To serve Canadians better, the CBC will use every opportunity to build partnerships with the private sector. We have already entered into production agreements with Global, Netstar and WIC. And we have forged creative new agreements with TVA, Atlantis, Bell, Power Broadcasting, Vision TV, ExpressVu and Rogers Wave@Home, to name just a few.
Today, we broadcast more programmes produced by independent producers than ever before. There may have been a time when we were so large or dominant that we could afford to go it alone, but that time is long since past. The way I look at it, every dollar we can save by sharing infrastructure or leverage out of new partnerships is one more dollar we can devote to Canadian programming. Our job is not to own transmitters or to fall in love with technology. Our mission is to connect Canadian eyes and ears to Canadian content.
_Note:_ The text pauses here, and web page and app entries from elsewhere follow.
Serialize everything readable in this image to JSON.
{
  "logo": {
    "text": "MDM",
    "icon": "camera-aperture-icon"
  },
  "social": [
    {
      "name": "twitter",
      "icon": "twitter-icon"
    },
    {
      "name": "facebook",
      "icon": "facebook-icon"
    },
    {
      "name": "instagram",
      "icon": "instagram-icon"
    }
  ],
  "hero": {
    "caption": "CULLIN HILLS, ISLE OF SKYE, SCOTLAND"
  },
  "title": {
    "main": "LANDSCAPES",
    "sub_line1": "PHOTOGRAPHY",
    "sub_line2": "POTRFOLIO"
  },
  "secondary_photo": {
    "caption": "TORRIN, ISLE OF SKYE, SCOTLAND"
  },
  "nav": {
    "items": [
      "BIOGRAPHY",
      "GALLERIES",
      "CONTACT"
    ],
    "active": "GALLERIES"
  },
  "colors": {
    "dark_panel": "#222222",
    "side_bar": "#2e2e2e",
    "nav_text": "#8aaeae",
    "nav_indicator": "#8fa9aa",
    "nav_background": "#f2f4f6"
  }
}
There is no better example than the recently announced undertaking of the first-ever television history of our nation: "A People's History of Canada/Une histoire populaire du Canada."
This sweeping series will be produced simultaneously in French and English for audiences in both official languages, providing one of the first occasions when Canadians from every background will see a common interpretation of our history. It will be broadcasted over two years beginning as the new millennium dawns, and will cover the entire sweep of our national saga from the arrival of the first inhabitants more than 12,000 years ago up until the end of this century.
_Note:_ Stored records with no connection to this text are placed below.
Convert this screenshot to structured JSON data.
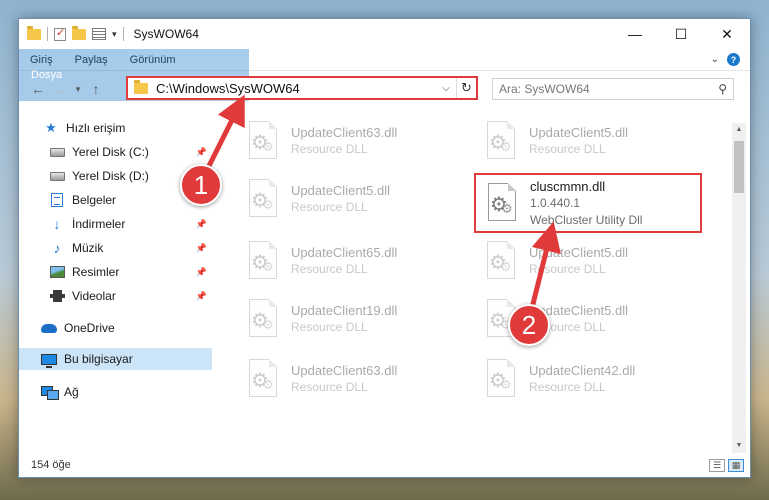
{
  "window": {
    "title": "SysWOW64",
    "controls": {
      "minimize": "—",
      "maximize": "☐",
      "close": "✕"
    }
  },
  "ribbon": {
    "tabs": [
      {
        "label": "Dosya"
      },
      {
        "label": "Giriş"
      },
      {
        "label": "Paylaş"
      },
      {
        "label": "Görünüm"
      }
    ]
  },
  "nav": {
    "address": "C:\\Windows\\SysWOW64",
    "search_placeholder": "Ara: SysWOW64"
  },
  "sidebar": {
    "items": [
      {
        "label": "Hızlı erişim",
        "icon": "star-icon"
      },
      {
        "label": "Yerel Disk (C:)",
        "icon": "disk-icon",
        "pinned": true
      },
      {
        "label": "Yerel Disk (D:)",
        "icon": "disk-icon",
        "pinned": true
      },
      {
        "label": "Belgeler",
        "icon": "documents-icon",
        "pinned": true
      },
      {
        "label": "İndirmeler",
        "icon": "download-icon",
        "pinned": true
      },
      {
        "label": "Müzik",
        "icon": "music-icon",
        "pinned": true
      },
      {
        "label": "Resimler",
        "icon": "pictures-icon",
        "pinned": true
      },
      {
        "label": "Videolar",
        "icon": "videos-icon",
        "pinned": true
      },
      {
        "label": "OneDrive",
        "icon": "onedrive-icon"
      },
      {
        "label": "Bu bilgisayar",
        "icon": "computer-icon",
        "selected": true
      },
      {
        "label": "Ağ",
        "icon": "network-icon"
      }
    ]
  },
  "files": [
    {
      "name": "UpdateClient63.dll",
      "type": "Resource DLL"
    },
    {
      "name": "UpdateClient5.dll",
      "type": "Resource DLL"
    },
    {
      "name": "UpdateClient5.dll",
      "type": "Resource DLL"
    },
    {
      "name": "cluscmmn.dll",
      "version": "1.0.440.1",
      "type": "WebCluster Utility Dll",
      "highlighted": true
    },
    {
      "name": "UpdateClient65.dll",
      "type": "Resource DLL"
    },
    {
      "name": "UpdateClient5.dll",
      "type": "Resource DLL"
    },
    {
      "name": "UpdateClient19.dll",
      "type": "Resource DLL"
    },
    {
      "name": "UpdateClient5.dll",
      "type": "Resource DLL"
    },
    {
      "name": "UpdateClient63.dll",
      "type": "Resource DLL"
    },
    {
      "name": "UpdateClient42.dll",
      "type": "Resource DLL"
    }
  ],
  "status": {
    "count": "154 öğe"
  },
  "annotations": [
    {
      "label": "1"
    },
    {
      "label": "2"
    }
  ],
  "colors": {
    "accent": "#1979ca",
    "highlight": "#e03a3a",
    "selected": "#cce4f7"
  }
}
This is the CBC's millennium project. It is a completely Canadian project. It will draw upon the CBC's best creative minds and upon leading experts from outside the CBC. We will find the money to pay for it, not by turning to government for special funding, but by developing partnerships with the private sector. We would welcome the chance to build those partnerships with many of you in this room. This epic history project is a stellar example of why Canadians support the CBC and an example of the CBC's unique role in forging bonds of identity.
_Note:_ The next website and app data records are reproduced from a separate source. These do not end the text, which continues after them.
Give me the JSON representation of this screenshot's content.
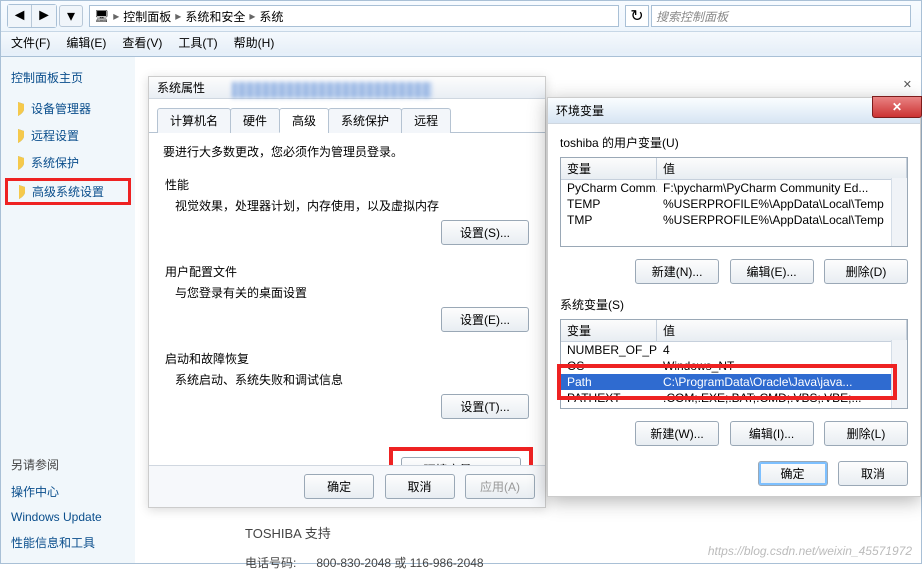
{
  "addressbar": {
    "crumb1": "控制面板",
    "crumb2": "系统和安全",
    "crumb3": "系统",
    "search_placeholder": "搜索控制面板"
  },
  "menubar": {
    "file": "文件(F)",
    "edit": "编辑(E)",
    "view": "查看(V)",
    "tools": "工具(T)",
    "help": "帮助(H)"
  },
  "sidepanel": {
    "home": "控制面板主页",
    "device_manager": "设备管理器",
    "remote": "远程设置",
    "protection": "系统保护",
    "advanced": "高级系统设置",
    "see_also": "另请参阅",
    "action_center": "操作中心",
    "windows_update": "Windows Update",
    "perf": "性能信息和工具"
  },
  "content": {
    "support_title": "TOSHIBA 支持",
    "phone_label": "电话号码:",
    "phone_value": "800-830-2048 或 116-986-2048"
  },
  "sysdlg": {
    "title": "系统属性",
    "tabs": {
      "t1": "计算机名",
      "t2": "硬件",
      "t3": "高级",
      "t4": "系统保护",
      "t5": "远程"
    },
    "note": "要进行大多数更改，您必须作为管理员登录。",
    "perf_title": "性能",
    "perf_desc": "视觉效果，处理器计划，内存使用，以及虚拟内存",
    "btn_settings_s": "设置(S)...",
    "profile_title": "用户配置文件",
    "profile_desc": "与您登录有关的桌面设置",
    "btn_settings_e": "设置(E)...",
    "startup_title": "启动和故障恢复",
    "startup_desc": "系统启动、系统失败和调试信息",
    "btn_settings_t": "设置(T)...",
    "btn_env": "环境变量(N)...",
    "btn_ok": "确定",
    "btn_cancel": "取消",
    "btn_apply": "应用(A)",
    "close_x": "✕"
  },
  "envdlg": {
    "title": "环境变量",
    "user_label": "toshiba 的用户变量(U)",
    "col_var": "变量",
    "col_val": "值",
    "user_rows": [
      {
        "k": "PyCharm Comm...",
        "v": "F:\\pycharm\\PyCharm Community Ed..."
      },
      {
        "k": "TEMP",
        "v": "%USERPROFILE%\\AppData\\Local\\Temp"
      },
      {
        "k": "TMP",
        "v": "%USERPROFILE%\\AppData\\Local\\Temp"
      }
    ],
    "sys_label": "系统变量(S)",
    "sys_rows": [
      {
        "k": "NUMBER_OF_PR...",
        "v": "4"
      },
      {
        "k": "OS",
        "v": "Windows_NT"
      },
      {
        "k": "Path",
        "v": "C:\\ProgramData\\Oracle\\Java\\java...",
        "sel": true
      },
      {
        "k": "PATHEXT",
        "v": ".COM;.EXE;.BAT;.CMD;.VBS;.VBE;..."
      }
    ],
    "btn_new_n": "新建(N)...",
    "btn_edit_e": "编辑(E)...",
    "btn_del_d": "删除(D)",
    "btn_new_w": "新建(W)...",
    "btn_edit_i": "编辑(I)...",
    "btn_del_l": "删除(L)",
    "btn_ok": "确定",
    "btn_cancel": "取消",
    "close_x": "✕"
  },
  "watermark": "https://blog.csdn.net/weixin_45571972"
}
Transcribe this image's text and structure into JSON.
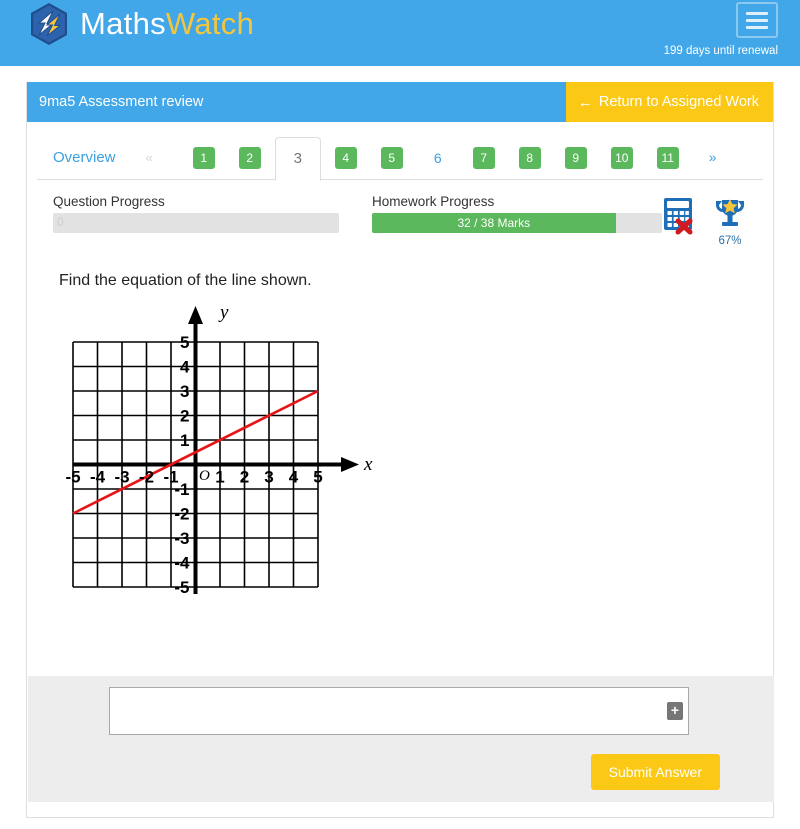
{
  "header": {
    "logo_text_primary": "Maths",
    "logo_text_secondary": "Watch",
    "logo_icon": "mathswatch-hexagon-logo",
    "menu_icon": "hamburger-menu-icon",
    "renewal_notice": "199 days until renewal",
    "brand_blue": "#41a7e8",
    "brand_yellow": "#f5c63c"
  },
  "card": {
    "title": "9ma5 Assessment review",
    "return_label": "Return to Assigned Work",
    "return_arrow": "←",
    "return_color": "#fac815"
  },
  "tabs": {
    "overview_label": "Overview",
    "prev_label": "«",
    "next_label": "»",
    "items": [
      {
        "label": "1",
        "state": "done"
      },
      {
        "label": "2",
        "state": "done"
      },
      {
        "label": "3",
        "state": "active"
      },
      {
        "label": "4",
        "state": "done"
      },
      {
        "label": "5",
        "state": "done"
      },
      {
        "label": "6",
        "state": "plain"
      },
      {
        "label": "7",
        "state": "done"
      },
      {
        "label": "8",
        "state": "done"
      },
      {
        "label": "9",
        "state": "done"
      },
      {
        "label": "10",
        "state": "done"
      },
      {
        "label": "11",
        "state": "done"
      }
    ],
    "done_color": "#5cb85c",
    "link_color": "#3aa0e0"
  },
  "progress": {
    "question": {
      "label": "Question Progress",
      "value_text": "0",
      "percent": 0
    },
    "homework": {
      "label": "Homework Progress",
      "value_text": "32 / 38 Marks",
      "marks_earned": 32,
      "marks_total": 38,
      "percent": 84
    },
    "calculator_icon": "calculator-not-allowed-icon",
    "trophy_icon": "trophy-star-icon",
    "trophy_percent": "67%"
  },
  "question": {
    "prompt": "Find the equation of the line shown.",
    "axis_label_x": "x",
    "axis_label_y": "y",
    "origin_label": "O"
  },
  "chart_data": {
    "type": "line",
    "title": "",
    "xlabel": "x",
    "ylabel": "y",
    "xlim": [
      -5,
      5
    ],
    "ylim": [
      -5,
      5
    ],
    "xticks": [
      -5,
      -4,
      -3,
      -2,
      -1,
      1,
      2,
      3,
      4,
      5
    ],
    "yticks": [
      5,
      4,
      3,
      2,
      1,
      -1,
      -2,
      -3,
      -4,
      -5
    ],
    "grid": true,
    "grid_color": "#000000",
    "line_color": "#e8131a",
    "series": [
      {
        "name": "line",
        "equation": "y = 0.5x + 0.5",
        "slope": 0.5,
        "intercept": 0.5,
        "points": [
          [
            -5,
            -2
          ],
          [
            5,
            3
          ]
        ]
      }
    ]
  },
  "answer": {
    "value": "",
    "placeholder": "",
    "insert_symbol_label": "+",
    "submit_label": "Submit Answer"
  }
}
Looking ahead, we know that we face a number of crucial decisions about the CBC's future:
• As the range of choices available for every hour of viewing and listening grows exponentially, the competition for audiences will become even more intense. We need to ensure that the CBC is able to connect with Canadians.
• Changes in technology present 100 new ways to serve our audiences, but they can be both expensive and risky. We must decide whether and when to introduce technologies like high-definition television.
• At present, the economics of distributing our signals makes it cost effective to maintain our terrestrial distribution system. But the economics may change in the future, making it worthwhile for us to redirect resources from distribution into programming.
• To protect our brands and to use our content on both old and new media, we need to own more of our programming. Otherwise, we risk losing the assets we need to strengthen our identity and build partnerships with others.
• We are proud of our progress in reflecting the changing face of Canada, but I believe we must do more to serve young people and Canada's many cultural communities.
All of these are important issues, and there are scores of others to be faced as well. We are currently engaged in an intensive exercise to determine new strategic directions for the CBC. What is important is that we have gone from being a corporation that many people were writing off just three years ago to one that is stronger and better positioned for future challenges and opportunities than we have been for a long, long time.
We will demonstrate sound stewardship of financial resources, value for money and compliance with public needs. Through economy, efficiency and effectiveness, we will maximise the benefits of your investment in Canadian culture, Canadian content, Canadian programming and Canadian creativity.
The CBC owes that to you as shareholders. We owe that to you as taxpayers. We owe that to you as citizens.
The appreciation of the meeting was expressed by Bill Laidlaw, Third Vice-President, The Empire Club of Canada and Director, Government Relations, Glaxo Wellcome.